The answer consists of one number: how many lines of the data below include the string "JSON".

━━━

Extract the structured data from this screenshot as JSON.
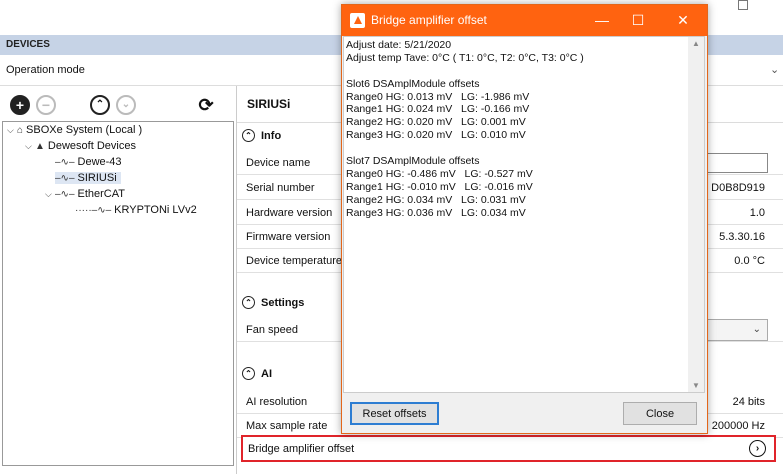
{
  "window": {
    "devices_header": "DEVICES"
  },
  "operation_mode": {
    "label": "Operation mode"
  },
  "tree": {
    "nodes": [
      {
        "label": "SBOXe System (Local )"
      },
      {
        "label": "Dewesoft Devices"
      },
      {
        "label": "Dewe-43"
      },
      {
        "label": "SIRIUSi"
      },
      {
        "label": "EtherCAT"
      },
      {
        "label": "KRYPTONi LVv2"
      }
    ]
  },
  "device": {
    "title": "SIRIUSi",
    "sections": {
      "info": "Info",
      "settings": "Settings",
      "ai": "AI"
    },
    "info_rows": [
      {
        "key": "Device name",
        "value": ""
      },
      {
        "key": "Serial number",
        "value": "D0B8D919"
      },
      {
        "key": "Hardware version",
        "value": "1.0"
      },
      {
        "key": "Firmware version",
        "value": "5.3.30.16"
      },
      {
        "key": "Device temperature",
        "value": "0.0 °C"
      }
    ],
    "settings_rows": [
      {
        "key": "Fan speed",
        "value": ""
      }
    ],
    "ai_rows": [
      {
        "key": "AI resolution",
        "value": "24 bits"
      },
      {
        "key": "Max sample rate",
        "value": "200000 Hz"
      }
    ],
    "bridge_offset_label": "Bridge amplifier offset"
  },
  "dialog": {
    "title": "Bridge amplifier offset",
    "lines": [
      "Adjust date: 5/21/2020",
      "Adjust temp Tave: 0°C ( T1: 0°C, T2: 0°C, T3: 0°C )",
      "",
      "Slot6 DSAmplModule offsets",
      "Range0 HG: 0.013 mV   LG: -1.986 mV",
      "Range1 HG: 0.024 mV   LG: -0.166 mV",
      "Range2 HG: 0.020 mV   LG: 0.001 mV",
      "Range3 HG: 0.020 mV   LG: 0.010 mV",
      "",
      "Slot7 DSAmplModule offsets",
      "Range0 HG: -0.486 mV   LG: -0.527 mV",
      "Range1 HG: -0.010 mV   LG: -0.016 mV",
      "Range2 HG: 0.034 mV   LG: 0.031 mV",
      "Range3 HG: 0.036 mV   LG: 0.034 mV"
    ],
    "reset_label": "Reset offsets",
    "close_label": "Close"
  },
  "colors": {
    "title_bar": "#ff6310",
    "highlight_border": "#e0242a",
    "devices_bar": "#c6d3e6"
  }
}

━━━

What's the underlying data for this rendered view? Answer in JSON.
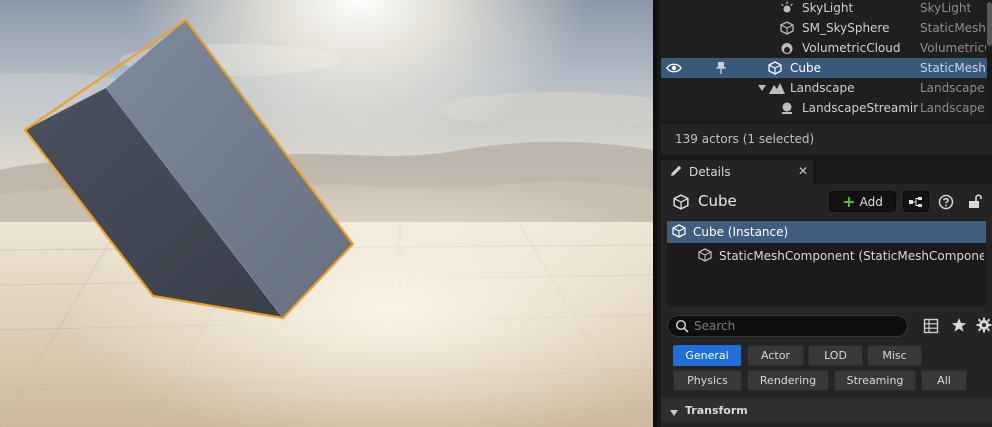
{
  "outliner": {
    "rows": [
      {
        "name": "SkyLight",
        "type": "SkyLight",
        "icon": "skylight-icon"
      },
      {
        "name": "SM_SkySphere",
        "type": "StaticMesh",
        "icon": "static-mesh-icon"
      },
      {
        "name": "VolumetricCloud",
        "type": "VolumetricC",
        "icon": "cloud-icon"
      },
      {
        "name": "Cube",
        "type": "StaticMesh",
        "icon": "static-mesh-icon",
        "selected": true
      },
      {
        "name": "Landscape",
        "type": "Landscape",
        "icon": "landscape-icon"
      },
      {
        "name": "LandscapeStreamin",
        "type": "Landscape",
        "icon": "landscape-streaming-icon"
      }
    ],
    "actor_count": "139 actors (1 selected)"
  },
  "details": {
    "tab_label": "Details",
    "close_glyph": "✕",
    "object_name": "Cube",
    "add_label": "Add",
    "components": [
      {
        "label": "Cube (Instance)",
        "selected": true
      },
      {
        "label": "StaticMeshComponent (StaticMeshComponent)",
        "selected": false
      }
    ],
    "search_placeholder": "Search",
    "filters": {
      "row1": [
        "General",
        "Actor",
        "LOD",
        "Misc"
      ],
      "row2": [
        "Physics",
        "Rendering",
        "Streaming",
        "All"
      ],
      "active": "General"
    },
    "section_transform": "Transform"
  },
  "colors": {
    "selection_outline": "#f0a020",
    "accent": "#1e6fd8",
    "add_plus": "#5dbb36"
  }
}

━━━

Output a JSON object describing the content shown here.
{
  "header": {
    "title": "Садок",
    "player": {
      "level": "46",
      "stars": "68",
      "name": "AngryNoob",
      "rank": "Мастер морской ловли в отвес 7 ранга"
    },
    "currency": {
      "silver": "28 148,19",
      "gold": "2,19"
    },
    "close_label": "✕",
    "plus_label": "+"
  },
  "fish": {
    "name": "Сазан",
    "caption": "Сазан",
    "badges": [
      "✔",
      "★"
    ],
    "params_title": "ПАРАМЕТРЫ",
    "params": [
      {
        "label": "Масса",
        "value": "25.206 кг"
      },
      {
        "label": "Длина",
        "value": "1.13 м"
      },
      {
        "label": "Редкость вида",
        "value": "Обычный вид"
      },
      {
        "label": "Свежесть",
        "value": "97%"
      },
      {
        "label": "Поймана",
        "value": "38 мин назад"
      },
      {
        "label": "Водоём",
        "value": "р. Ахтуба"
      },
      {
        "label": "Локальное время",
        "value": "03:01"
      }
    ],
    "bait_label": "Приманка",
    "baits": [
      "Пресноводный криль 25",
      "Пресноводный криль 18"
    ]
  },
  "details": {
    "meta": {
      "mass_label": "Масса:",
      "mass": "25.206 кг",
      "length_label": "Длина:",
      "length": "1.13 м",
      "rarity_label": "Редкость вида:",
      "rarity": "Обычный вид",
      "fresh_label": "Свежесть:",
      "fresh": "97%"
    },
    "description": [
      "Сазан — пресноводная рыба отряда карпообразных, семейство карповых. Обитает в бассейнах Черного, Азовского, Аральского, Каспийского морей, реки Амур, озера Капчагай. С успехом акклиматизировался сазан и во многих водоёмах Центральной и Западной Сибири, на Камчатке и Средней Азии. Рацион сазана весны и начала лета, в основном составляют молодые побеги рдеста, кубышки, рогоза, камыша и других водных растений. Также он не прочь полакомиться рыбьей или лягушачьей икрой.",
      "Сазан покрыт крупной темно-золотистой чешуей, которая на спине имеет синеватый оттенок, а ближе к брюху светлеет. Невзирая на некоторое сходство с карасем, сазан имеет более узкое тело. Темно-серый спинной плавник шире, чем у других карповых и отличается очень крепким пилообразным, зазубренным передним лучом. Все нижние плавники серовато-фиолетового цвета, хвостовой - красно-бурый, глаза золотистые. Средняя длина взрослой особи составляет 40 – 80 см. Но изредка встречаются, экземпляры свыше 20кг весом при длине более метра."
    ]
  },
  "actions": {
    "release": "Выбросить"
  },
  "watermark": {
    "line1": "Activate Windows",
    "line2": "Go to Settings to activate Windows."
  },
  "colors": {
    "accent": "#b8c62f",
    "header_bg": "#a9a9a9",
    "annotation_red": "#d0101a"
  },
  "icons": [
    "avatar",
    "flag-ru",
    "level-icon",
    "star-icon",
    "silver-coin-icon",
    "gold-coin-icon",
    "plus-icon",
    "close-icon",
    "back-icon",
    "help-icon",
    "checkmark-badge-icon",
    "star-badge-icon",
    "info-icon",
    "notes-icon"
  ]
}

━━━

▸ TASK SOLUTION
3